--- DATA SUPPLIED Enclosed Below ---

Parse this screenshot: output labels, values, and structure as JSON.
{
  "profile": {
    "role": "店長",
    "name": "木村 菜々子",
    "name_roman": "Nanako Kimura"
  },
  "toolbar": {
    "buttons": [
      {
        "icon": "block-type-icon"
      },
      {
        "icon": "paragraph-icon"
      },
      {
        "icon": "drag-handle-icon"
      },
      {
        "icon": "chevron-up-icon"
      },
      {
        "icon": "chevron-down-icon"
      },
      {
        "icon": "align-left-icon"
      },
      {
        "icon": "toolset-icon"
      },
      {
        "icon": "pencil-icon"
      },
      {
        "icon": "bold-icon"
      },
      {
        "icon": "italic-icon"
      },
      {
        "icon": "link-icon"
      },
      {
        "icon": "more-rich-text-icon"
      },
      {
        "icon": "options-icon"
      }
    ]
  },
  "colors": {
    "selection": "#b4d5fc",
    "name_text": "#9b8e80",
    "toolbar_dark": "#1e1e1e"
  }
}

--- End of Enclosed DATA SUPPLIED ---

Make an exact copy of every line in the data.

• ANSWER FOR THE TASK:
Parse this screenshot: output labels, values, and structure as JSON.
{
  "profile": {
    "role": "店長",
    "name": "木村 菜々子",
    "name_roman": "Nanako Kimura"
  },
  "toolbar": {
    "buttons": [
      {
        "icon": "block-type-icon"
      },
      {
        "icon": "paragraph-icon"
      },
      {
        "icon": "drag-handle-icon"
      },
      {
        "icon": "chevron-up-icon"
      },
      {
        "icon": "chevron-down-icon"
      },
      {
        "icon": "align-left-icon"
      },
      {
        "icon": "toolset-icon"
      },
      {
        "icon": "pencil-icon"
      },
      {
        "icon": "bold-icon"
      },
      {
        "icon": "italic-icon"
      },
      {
        "icon": "link-icon"
      },
      {
        "icon": "more-rich-text-icon"
      },
      {
        "icon": "options-icon"
      }
    ]
  },
  "colors": {
    "selection": "#b4d5fc",
    "name_text": "#9b8e80",
    "toolbar_dark": "#1e1e1e"
  }
}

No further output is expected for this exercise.